- MRL 2053
- Special Physics Colloquium
We present recent advances in our understanding of (i) exotic quantum phases of matter in three dimensions, and (ii) robust mechanisms for storing and processing quantum information, that have been enabled by new techniques to study highly-entangled quantum states. First, we introduce new kinds of quantum phases which are characterized by the presence of gapped, point-like excitations that are strictly immobile. These states of matter -- termed "fracton" phases -- provide a remarkable alternative to the conventional Bose or Fermi statistics of point-like excitations in three dimensions, as well as a gateway for studying "slow" dynamical behavior in the absence of disorder. We then apply the same tools used to discover these phases in order to construct entangled states of fermions that can be used to robustly store and process quantum information; our efforts are inspired by recent interest in encoding physical qubits in the fermion occupation number.

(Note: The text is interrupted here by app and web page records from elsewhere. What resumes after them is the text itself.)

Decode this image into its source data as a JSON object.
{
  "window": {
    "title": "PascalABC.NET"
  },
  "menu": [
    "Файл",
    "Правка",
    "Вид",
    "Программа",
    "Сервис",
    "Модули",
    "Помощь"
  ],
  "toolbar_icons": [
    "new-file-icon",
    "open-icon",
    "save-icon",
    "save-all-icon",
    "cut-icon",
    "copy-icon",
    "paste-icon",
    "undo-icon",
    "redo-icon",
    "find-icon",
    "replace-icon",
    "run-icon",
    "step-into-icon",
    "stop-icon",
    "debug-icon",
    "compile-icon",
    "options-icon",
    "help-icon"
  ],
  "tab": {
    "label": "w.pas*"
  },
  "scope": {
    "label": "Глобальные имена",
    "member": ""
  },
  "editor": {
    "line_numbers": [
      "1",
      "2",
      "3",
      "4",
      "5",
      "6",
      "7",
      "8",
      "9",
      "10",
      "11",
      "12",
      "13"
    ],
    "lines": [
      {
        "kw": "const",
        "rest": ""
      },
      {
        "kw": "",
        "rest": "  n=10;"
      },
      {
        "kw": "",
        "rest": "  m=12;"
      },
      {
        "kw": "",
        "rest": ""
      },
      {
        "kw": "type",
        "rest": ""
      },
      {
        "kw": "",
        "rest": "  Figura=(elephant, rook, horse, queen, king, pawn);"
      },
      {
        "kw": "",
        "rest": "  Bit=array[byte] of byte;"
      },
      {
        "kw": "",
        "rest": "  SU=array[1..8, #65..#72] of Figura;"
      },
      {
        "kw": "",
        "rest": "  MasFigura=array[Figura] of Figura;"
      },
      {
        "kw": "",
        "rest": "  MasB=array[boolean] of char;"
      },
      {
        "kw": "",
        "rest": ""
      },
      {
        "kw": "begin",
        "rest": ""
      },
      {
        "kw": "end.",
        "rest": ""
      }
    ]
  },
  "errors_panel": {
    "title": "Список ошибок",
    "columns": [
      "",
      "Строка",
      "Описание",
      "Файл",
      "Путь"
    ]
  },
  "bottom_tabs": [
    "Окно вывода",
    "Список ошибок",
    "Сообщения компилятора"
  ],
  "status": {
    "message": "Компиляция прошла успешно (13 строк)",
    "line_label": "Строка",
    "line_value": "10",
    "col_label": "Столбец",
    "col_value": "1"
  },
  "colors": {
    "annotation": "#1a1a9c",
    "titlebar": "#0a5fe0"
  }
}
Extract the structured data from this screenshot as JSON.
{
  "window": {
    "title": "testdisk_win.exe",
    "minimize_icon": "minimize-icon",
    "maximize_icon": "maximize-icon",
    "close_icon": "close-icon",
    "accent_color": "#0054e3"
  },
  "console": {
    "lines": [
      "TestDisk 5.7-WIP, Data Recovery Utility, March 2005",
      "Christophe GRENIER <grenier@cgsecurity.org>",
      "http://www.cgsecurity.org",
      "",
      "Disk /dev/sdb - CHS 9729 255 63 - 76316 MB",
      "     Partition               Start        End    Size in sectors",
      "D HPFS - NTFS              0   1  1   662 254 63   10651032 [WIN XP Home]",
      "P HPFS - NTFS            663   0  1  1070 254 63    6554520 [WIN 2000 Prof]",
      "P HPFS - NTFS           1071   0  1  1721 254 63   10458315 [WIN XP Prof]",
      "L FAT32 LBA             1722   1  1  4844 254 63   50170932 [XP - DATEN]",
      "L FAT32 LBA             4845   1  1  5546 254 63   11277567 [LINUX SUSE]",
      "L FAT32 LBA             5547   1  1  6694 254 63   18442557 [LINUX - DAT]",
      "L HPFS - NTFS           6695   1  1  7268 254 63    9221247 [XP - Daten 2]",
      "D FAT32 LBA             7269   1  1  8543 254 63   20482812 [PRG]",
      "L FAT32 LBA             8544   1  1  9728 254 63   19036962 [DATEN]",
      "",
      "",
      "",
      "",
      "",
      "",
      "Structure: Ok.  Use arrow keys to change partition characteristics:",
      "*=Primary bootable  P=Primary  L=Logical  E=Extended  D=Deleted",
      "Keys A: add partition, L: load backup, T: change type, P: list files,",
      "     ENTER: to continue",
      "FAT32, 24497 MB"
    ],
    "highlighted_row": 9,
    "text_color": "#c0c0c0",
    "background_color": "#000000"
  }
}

We introduce the first quantum error-correcting codes that can recover from fermion parity-violating (quasiparticle poisoning) errors, and propose their realizations in experiments on mesoscopic superconductors that host Majorana zero modes.